ASSIGNED TASK: Look for the word "created" in the entries and copy every line where it shows up.
────────────────────
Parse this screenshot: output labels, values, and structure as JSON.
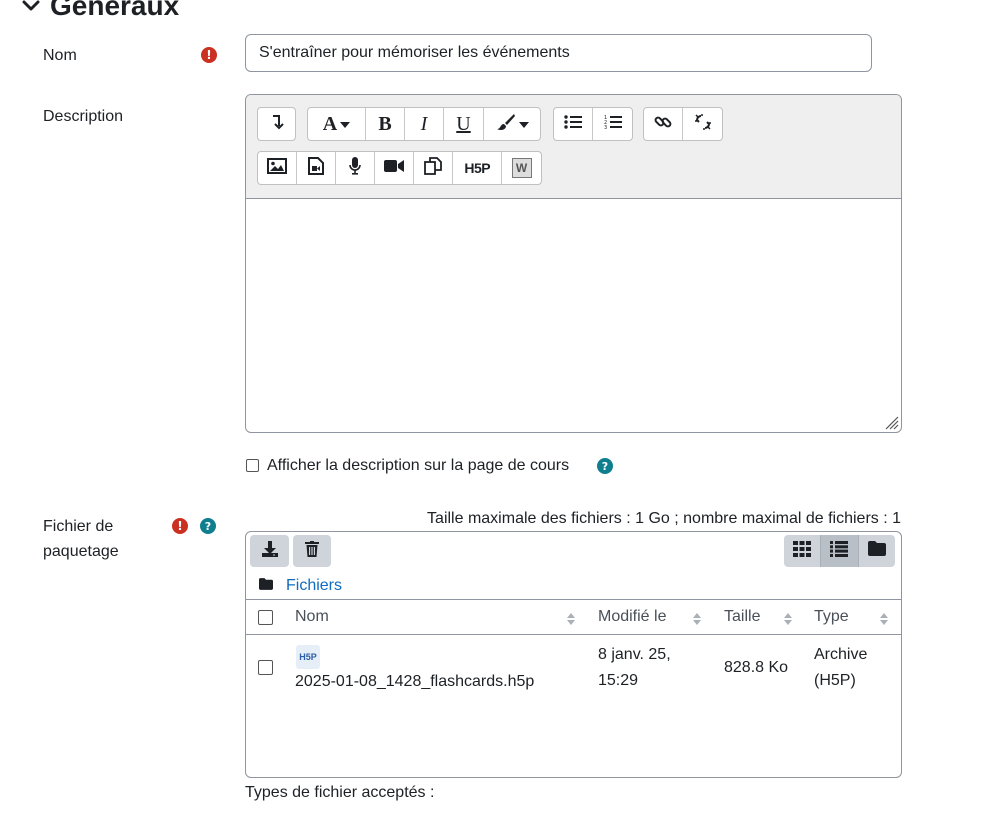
{
  "section": {
    "title": "Généraux"
  },
  "fields": {
    "name": {
      "label": "Nom",
      "value": "S'entraîner pour mémoriser les événements"
    },
    "description": {
      "label": "Description",
      "show_on_course_label": "Afficher la description sur la page de cours"
    },
    "package": {
      "label_line1": "Fichier de",
      "label_line2": "paquetage",
      "limits": "Taille maximale des fichiers : 1 Go ; nombre maximal de fichiers : 1",
      "breadcrumb": "Fichiers",
      "columns": {
        "name": "Nom",
        "modified": "Modifié le",
        "size": "Taille",
        "type": "Type"
      },
      "files": [
        {
          "name": "2025-01-08_1428_flashcards.h5p",
          "modified_line1": "8 janv. 25,",
          "modified_line2": "15:29",
          "size": "828.8 Ko",
          "type_line1": "Archive",
          "type_line2": "(H5P)",
          "thumb_text": "H5P"
        }
      ],
      "accepted_types": "Types de fichier acceptés :"
    }
  },
  "toolbar": {
    "font_letter": "A",
    "bold_letter": "B",
    "italic_letter": "I",
    "underline_letter": "U",
    "h5p_label": "H5P",
    "word_label": "W"
  },
  "colors": {
    "required": "#ca3120",
    "help": "#0f7f8f",
    "link": "#0f6cbf",
    "border": "#8f959e"
  }
}
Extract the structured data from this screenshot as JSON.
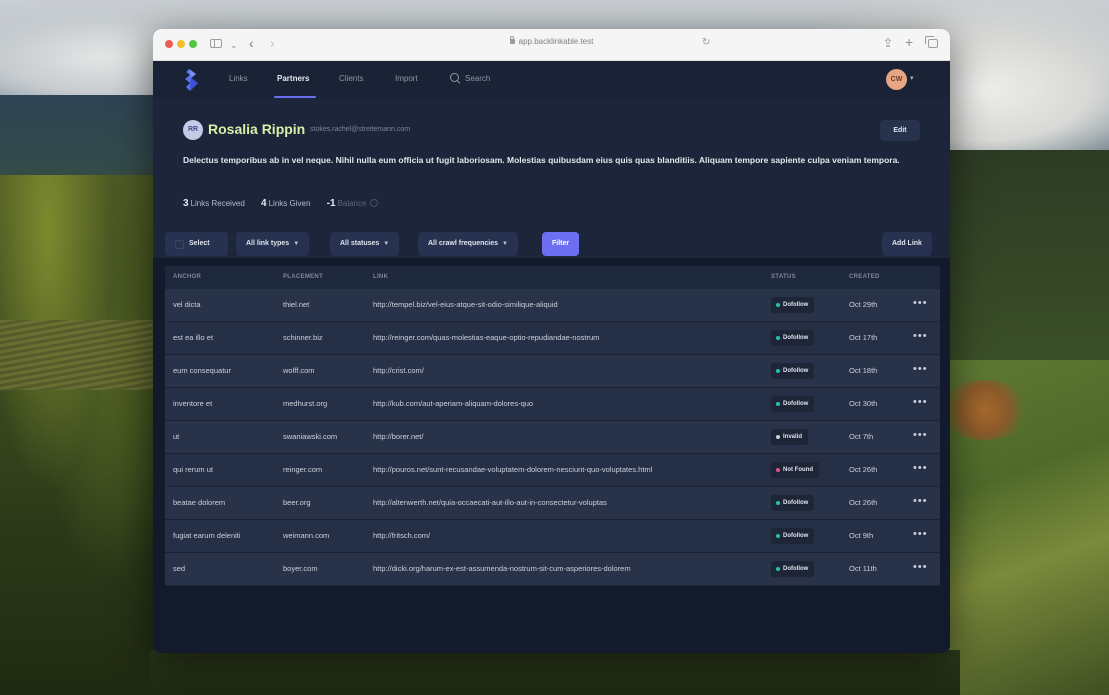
{
  "browser": {
    "url": "app.backlinkable.test"
  },
  "nav": {
    "items": [
      {
        "label": "Links"
      },
      {
        "label": "Partners"
      },
      {
        "label": "Clients"
      },
      {
        "label": "Import"
      }
    ],
    "search_label": "Search",
    "user_initials": "CW"
  },
  "profile": {
    "avatar_initials": "RR",
    "name": "Rosalia Rippin",
    "email": "stokes.rachel@streitemann.com",
    "edit_label": "Edit",
    "bio": "Delectus temporibus ab in vel neque. Nihil nulla eum officia ut fugit laboriosam. Molestias quibusdam eius quis quas blanditiis. Aliquam tempore sapiente culpa veniam tempora.",
    "stats": {
      "received_count": "3",
      "received_label": "Links Received",
      "given_count": "4",
      "given_label": "Links Given",
      "balance_value": "-1",
      "balance_label": "Balance"
    }
  },
  "filters": {
    "select_label": "Select",
    "link_types": "All link types",
    "statuses": "All statuses",
    "crawl": "All crawl frequencies",
    "filter_label": "Filter",
    "add_link_label": "Add Link"
  },
  "table": {
    "headers": {
      "anchor": "ANCHOR",
      "placement": "PLACEMENT",
      "link": "LINK",
      "status": "STATUS",
      "created": "CREATED"
    },
    "rows": [
      {
        "anchor": "vel dicta",
        "placement": "thiel.net",
        "link": "http://tempel.biz/vel-eius-atque-sit-odio-similique-aliquid",
        "status": "Dofollow",
        "created": "Oct 29th"
      },
      {
        "anchor": "est ea illo et",
        "placement": "schinner.biz",
        "link": "http://reinger.com/quas-molestias-eaque-optio-repudiandae-nostrum",
        "status": "Dofollow",
        "created": "Oct 17th"
      },
      {
        "anchor": "eum consequatur",
        "placement": "wolff.com",
        "link": "http://crist.com/",
        "status": "Dofollow",
        "created": "Oct 18th"
      },
      {
        "anchor": "inventore et",
        "placement": "medhurst.org",
        "link": "http://kub.com/aut-aperiam-aliquam-dolores-quo",
        "status": "Dofollow",
        "created": "Oct 30th"
      },
      {
        "anchor": "ut",
        "placement": "swaniawski.com",
        "link": "http://borer.net/",
        "status": "Invalid",
        "created": "Oct 7th"
      },
      {
        "anchor": "qui rerum ut",
        "placement": "reinger.com",
        "link": "http://pouros.net/sunt-recusandae-voluptatem-dolorem-nesciunt-quo-voluptates.html",
        "status": "Not Found",
        "created": "Oct 26th"
      },
      {
        "anchor": "beatae dolorem",
        "placement": "beer.org",
        "link": "http://altenwerth.net/quia-occaecati-aut-illo-aut-in-consectetur-voluptas",
        "status": "Dofollow",
        "created": "Oct 26th"
      },
      {
        "anchor": "fugiat earum deleniti",
        "placement": "weimann.com",
        "link": "http://fritsch.com/",
        "status": "Dofollow",
        "created": "Oct 9th"
      },
      {
        "anchor": "sed",
        "placement": "boyer.com",
        "link": "http://dicki.org/harum-ex-est-assumenda-nostrum-sit-cum-asperiores-dolorem",
        "status": "Dofollow",
        "created": "Oct 11th"
      }
    ]
  },
  "colors": {
    "accent": "#6d6ff3",
    "dofollow_dot": "#22c3a6",
    "invalid_dot": "#c9cfdb",
    "not_found_dot": "#e8508a"
  }
}
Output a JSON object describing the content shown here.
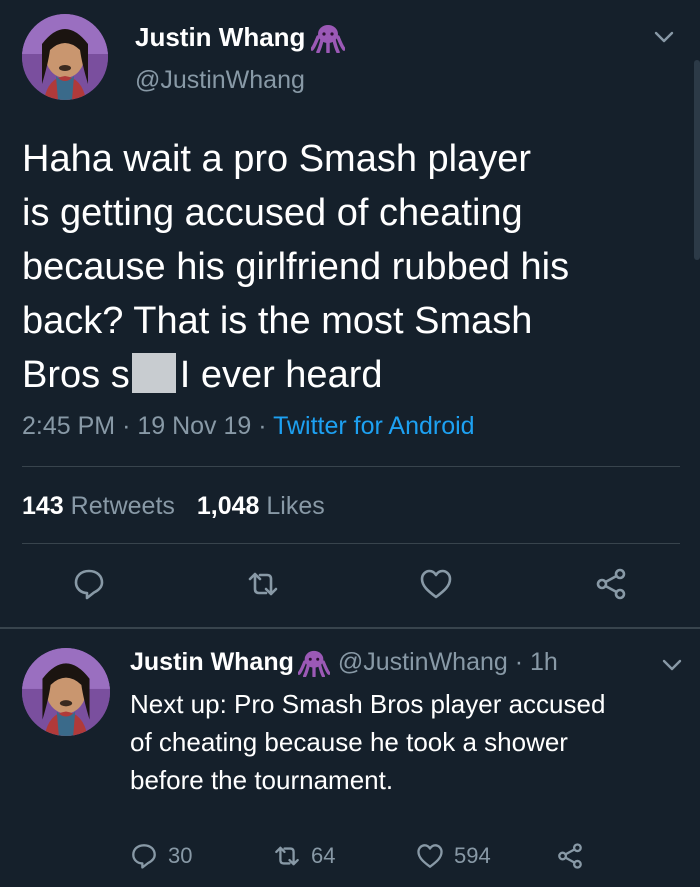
{
  "main_tweet": {
    "display_name": "Justin Whang",
    "handle": "@JustinWhang",
    "text_lines": [
      "Haha wait a pro Smash player",
      "is getting accused of cheating",
      "because his girlfriend rubbed his",
      "back? That is the most Smash"
    ],
    "last_line_before": "Bros s",
    "last_line_after": "I ever heard",
    "time": "2:45 PM",
    "date": "19 Nov 19",
    "source": "Twitter for Android",
    "retweets_count": "143",
    "retweets_label": "Retweets",
    "likes_count": "1,048",
    "likes_label": "Likes"
  },
  "reply_tweet": {
    "display_name": "Justin Whang",
    "handle": "@JustinWhang",
    "age": "1h",
    "text_lines": [
      "Next up: Pro Smash Bros player accused",
      "of cheating because he took a shower",
      "before the tournament."
    ],
    "replies": "30",
    "retweets": "64",
    "likes": "594"
  },
  "colors": {
    "background": "#15202b",
    "secondary_text": "#8899a6",
    "link": "#1da1f2",
    "badge": "#9b59b6"
  },
  "icons": [
    "octopus-emoji-icon",
    "chevron-down-icon",
    "reply-icon",
    "retweet-icon",
    "like-icon",
    "share-icon"
  ]
}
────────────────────
OUTPUT:
      "created": "CREATED"
        "created": "Oct 29th"
        "created": "Oct 17th"
        "created": "Oct 18th"
        "created": "Oct 30th"
        "created": "Oct 7th"
        "created": "Oct 26th"
        "created": "Oct 26th"
        "created": "Oct 9th"
        "created": "Oct 11th"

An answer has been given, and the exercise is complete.